In fact, several public safety members will be out and about making sure you’re safe during the holidays.

“Our primary focus for the West Lafayette Police Department is the safety and security of whoever is in town for these types of holidays,” West Lafayette Officer Bill Dearing said.

He volunteered to work on New Year’s Eve this year. So in addition to working his normal 6 a.m. to 6 p.m. shift, he’ll add another five to six hours to patrol the roads.

“I’m a little bit older now, so I’ve had plenty of time to do my own New Year’s Eve stuff,” he said. “I’ll have plenty more to celebrate in the future.”

He’s been with the department for 18 years, and it’s not his first time working during the holidays.

“I was available for New Year’s Eve. … And I’m happy to do that,” Dearing said.

Working holidays, though, means you aren’t always at home with your family every year.
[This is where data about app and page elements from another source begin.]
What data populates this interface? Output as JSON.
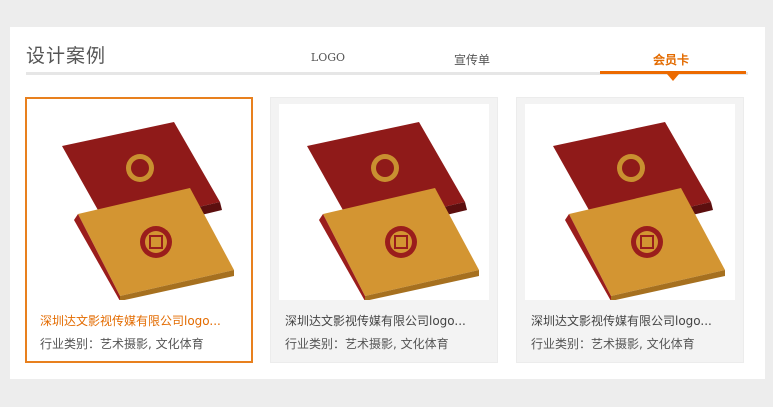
{
  "section": {
    "title": "设计案例"
  },
  "tabs": [
    {
      "label": "LOGO"
    },
    {
      "label": "宣传单"
    },
    {
      "label": "会员卡",
      "active": true
    }
  ],
  "cases": [
    {
      "name": "深圳达文影视传媒有限公司logo...",
      "category": "行业类别：艺术摄影, 文化体育",
      "highlighted": true
    },
    {
      "name": "深圳达文影视传媒有限公司logo...",
      "category": "行业类别：艺术摄影, 文化体育"
    },
    {
      "name": "深圳达文影视传媒有限公司logo...",
      "category": "行业类别：艺术摄影, 文化体育"
    }
  ],
  "colors": {
    "accent": "#ec6a00",
    "book_red": "#9a1d1c",
    "book_gold": "#d79a35"
  }
}
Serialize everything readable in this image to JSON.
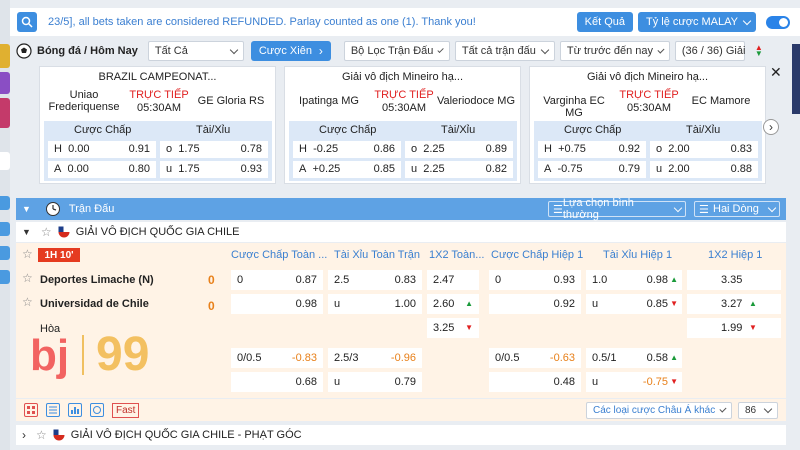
{
  "notice": {
    "text": "23/5], all bets taken are considered REFUNDED. Parlay counted as one (1). Thank you!",
    "results_label": "Kết Quả",
    "odds_type_label": "Tỷ lệ cược MALAY"
  },
  "filters": {
    "sport_label": "Bóng đá / Hôm Nay",
    "all_label": "Tất Cả",
    "parlay_label": "Cược Xiên",
    "match_filter_label": "Bộ Lọc Trận Đấu",
    "all_matches_label": "Tất cả trận đấu",
    "sort_label": "Từ trước đến nay",
    "count_label": "(36 / 36) Giải"
  },
  "cards": [
    {
      "league": "BRAZIL CAMPEONAT...",
      "home": "Uniao Frederiquense",
      "away": "GE Gloria RS",
      "live": "TRỰC TIẾP",
      "time": "05:30AM",
      "hdp_label": "Cược Chấp",
      "ou_label": "Tài/Xỉu",
      "rows": [
        {
          "side": "H",
          "hdp": "0.00",
          "hdp_odds": "0.91",
          "ou_side": "o",
          "ou": "1.75",
          "ou_odds": "0.78"
        },
        {
          "side": "A",
          "hdp": "0.00",
          "hdp_odds": "0.80",
          "ou_side": "u",
          "ou": "1.75",
          "ou_odds": "0.93"
        }
      ]
    },
    {
      "league": "Giải vô địch Mineiro hạ...",
      "home": "Ipatinga MG",
      "away": "Valeriodoce MG",
      "live": "TRỰC TIẾP",
      "time": "05:30AM",
      "hdp_label": "Cược Chấp",
      "ou_label": "Tài/Xỉu",
      "rows": [
        {
          "side": "H",
          "hdp": "-0.25",
          "hdp_odds": "0.86",
          "ou_side": "o",
          "ou": "2.25",
          "ou_odds": "0.89"
        },
        {
          "side": "A",
          "hdp": "+0.25",
          "hdp_odds": "0.85",
          "ou_side": "u",
          "ou": "2.25",
          "ou_odds": "0.82"
        }
      ]
    },
    {
      "league": "Giải vô địch Mineiro hạ...",
      "home": "Varginha EC MG",
      "away": "EC Mamore",
      "live": "TRỰC TIẾP",
      "time": "05:30AM",
      "hdp_label": "Cược Chấp",
      "ou_label": "Tài/Xỉu",
      "rows": [
        {
          "side": "H",
          "hdp": "+0.75",
          "hdp_odds": "0.92",
          "ou_side": "o",
          "ou": "2.00",
          "ou_odds": "0.83"
        },
        {
          "side": "A",
          "hdp": "-0.75",
          "hdp_odds": "0.79",
          "ou_side": "u",
          "ou": "2.00",
          "ou_odds": "0.88"
        }
      ]
    }
  ],
  "main": {
    "header_label": "Trận Đấu",
    "view_label": "Lựa chọn bình thường",
    "lines_label": "Hai Dòng",
    "league": "GIẢI VÔ ĐỊCH QUỐC GIA CHILE",
    "league2": "GIẢI VÔ ĐỊCH QUỐC GIA CHILE - PHẠT GÓC",
    "columns": [
      "Cược Chấp Toàn ...",
      "Tài Xỉu Toàn Trận",
      "1X2 Toàn...",
      "Cược Chấp Hiệp 1",
      "Tài Xỉu Hiệp 1",
      "1X2 Hiệp 1"
    ],
    "live_badge": "1H 10'",
    "home_team": "Deportes Limache (N)",
    "away_team": "Universidad de Chile",
    "home_score": "0",
    "away_score": "0",
    "draw_label": "Hòa",
    "watermark_left": "bj",
    "watermark_right": "99",
    "row1": {
      "hdp_line": "0",
      "hdp_home": "0.87",
      "hdp_away": "0.98",
      "ou_line": "2.5",
      "ou_over": "0.83",
      "ou_u": "u",
      "ou_under": "1.00",
      "x12_home": "2.47",
      "x12_away": "2.60",
      "x12_draw": "3.25",
      "h1_hdp_line": "0",
      "h1_hdp_home": "0.93",
      "h1_hdp_away": "0.92",
      "h1_ou_line": "1.0",
      "h1_ou_over": "0.98",
      "h1_ou_u": "u",
      "h1_ou_under": "0.85",
      "h1_x12_home": "3.35",
      "h1_x12_away": "3.27",
      "h1_x12_draw": "1.99"
    },
    "row2": {
      "hdp_line": "0/0.5",
      "hdp_home": "-0.83",
      "hdp_away": "0.68",
      "ou_line": "2.5/3",
      "ou_over": "-0.96",
      "ou_u": "u",
      "ou_under": "0.79",
      "h1_hdp_line": "0/0.5",
      "h1_hdp_home": "-0.63",
      "h1_hdp_away": "0.48",
      "h1_ou_line": "0.5/1",
      "h1_ou_over": "0.58",
      "h1_ou_u": "u",
      "h1_ou_under": "-0.75"
    },
    "fast_label": "Fast",
    "bet_types_label": "Các loại cược Châu Á khác",
    "more_count": "86"
  },
  "colors": {
    "accent": "#3d8ee0",
    "header": "#5ea2e4",
    "live": "#e02020",
    "score": "#e8801a"
  }
}
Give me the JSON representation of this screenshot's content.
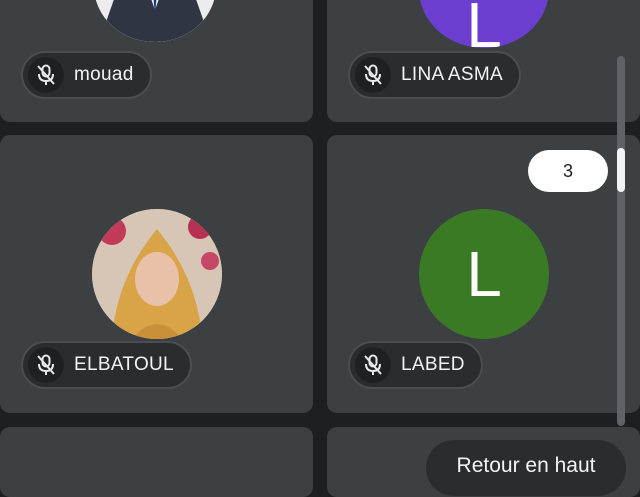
{
  "participants": [
    {
      "name": "mouad",
      "muted": true,
      "avatar": "photo-man-in-suit"
    },
    {
      "name": "LINA ASMA",
      "muted": true,
      "avatar_letter": "L",
      "avatar_color": "#6c3fd1"
    },
    {
      "name": "ELBATOUL",
      "muted": true,
      "avatar": "photo-woman-hijab"
    },
    {
      "name": "LABED",
      "muted": true,
      "avatar_letter": "L",
      "avatar_color": "#3b7a24"
    }
  ],
  "scroll": {
    "page_number": "3"
  },
  "back_to_top_label": "Retour en haut",
  "icons": {
    "mic": "mic-off-icon"
  },
  "colors": {
    "background": "#1e1f22",
    "tile": "#3c4043",
    "pill": "#2b2c30"
  }
}
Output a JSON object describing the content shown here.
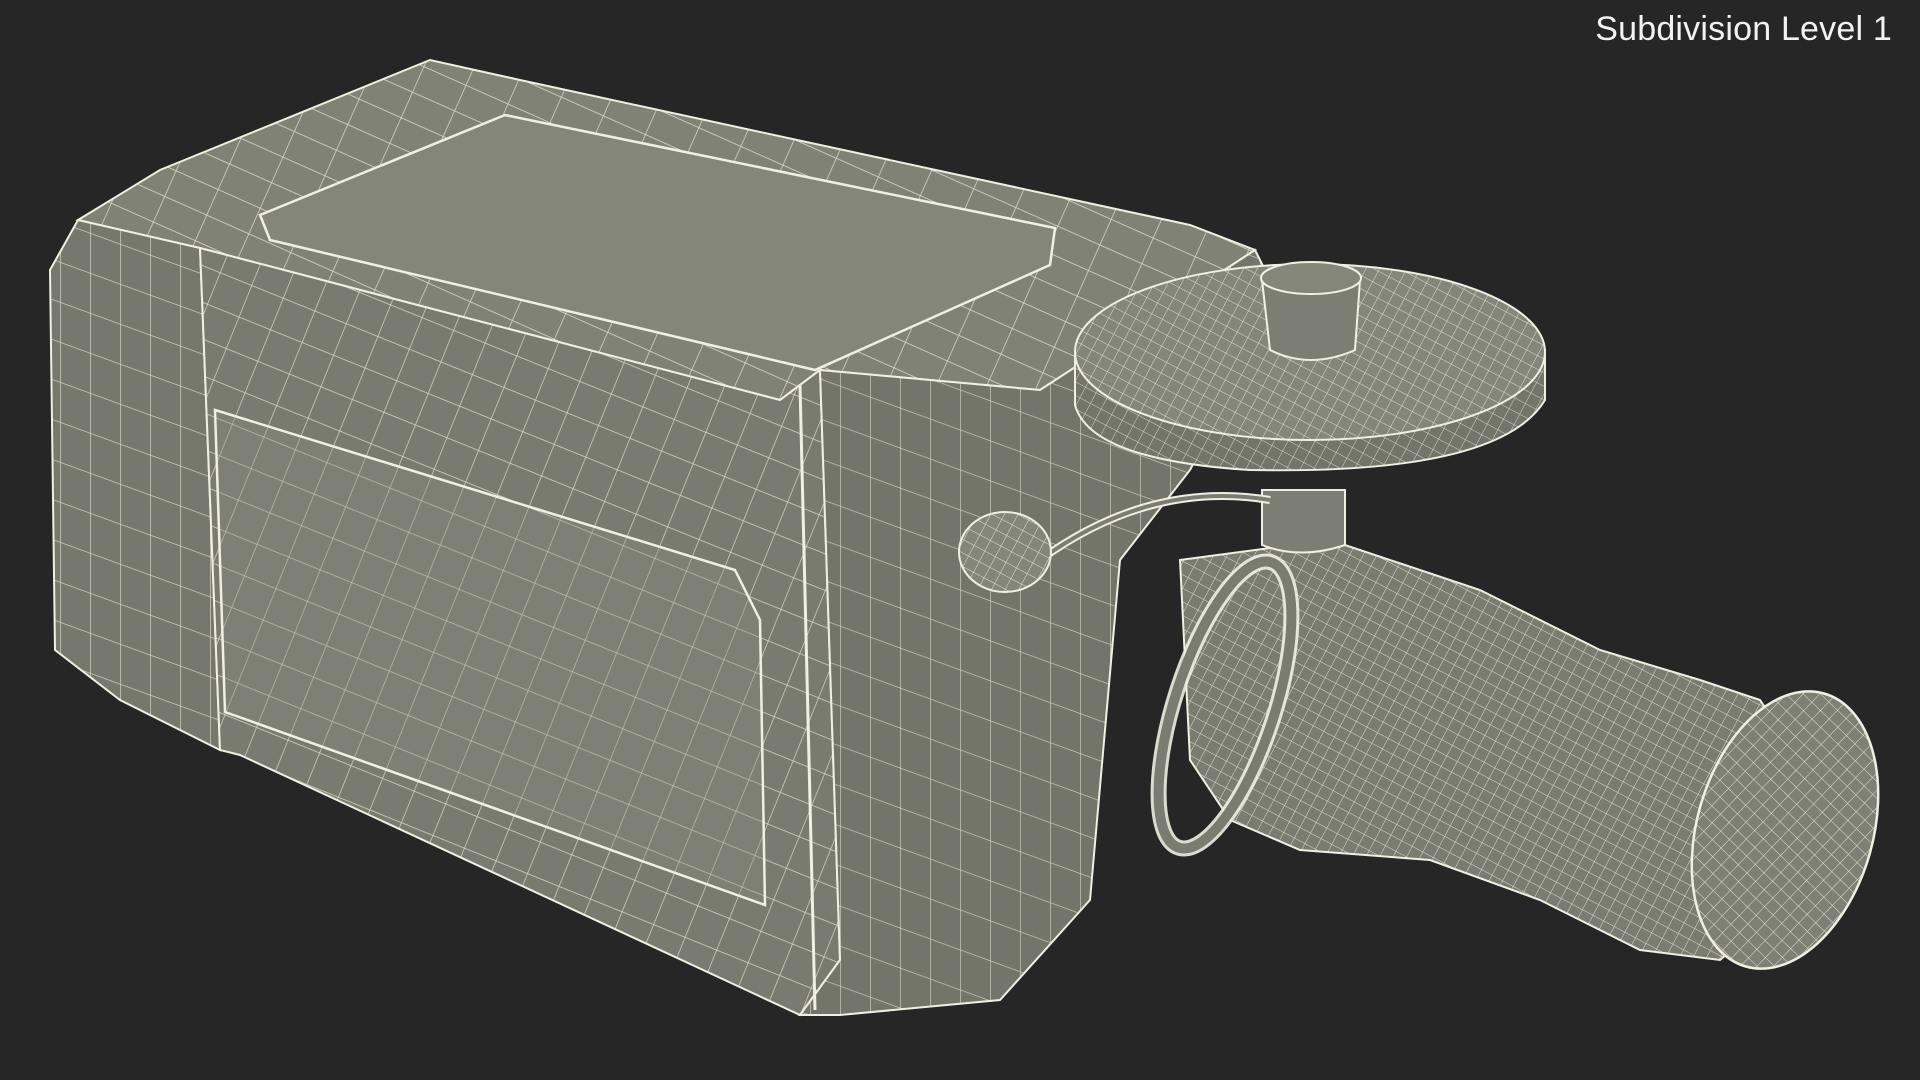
{
  "viewport": {
    "subdivision_label": "Subdivision Level 1"
  },
  "colors": {
    "background": "#262626",
    "surface": "#7c7d72",
    "surface_dark": "#6b6c61",
    "surface_light": "#8a8b80",
    "wire": "#f0efe2"
  },
  "model": {
    "name": "camcorder-wireframe"
  }
}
“When you do this job, your family grows to understand that there’s a higher purpose, and the safety and security of our community is number one,” Dearing said. “My family made arrangements for us to do things while I was off duty.”

West Lafayette Police Officer Mark Ridge said sometimes it’s not the best to not be with your family on the holiday but he’s used to it.

“My kids are gone and married so they’re used to it,” he said.

It’s not a shift he craves, but his family changes the days it celebrates the holidays if he’s working, so it works out.

He worked Christmas this year. Ridge said he doesn’t ask to take Christmas off because some of the other officers have younger kids to spend Christmas with.

Dearing, in addition to working News Year’s Eve, worked Thanksgiving, which was pretty calm.

He didn’t always want to be a police officer. Dearing attended Ball State University and originally majored in business.

“I have a very short attention span, and this profession has always run in my family,” he said. “I thought I should probably try that out — and I never looked back.”

When the clock strikes midnight this year, Dearing said it’s rare to offer best wishes over the radio.

That’s when calls start coming in. They respond to every call about noise, fireworks, you name it.

They respond to it all.


Source: (Lafayette) Journal and Courier


Information from: Journal and Courier,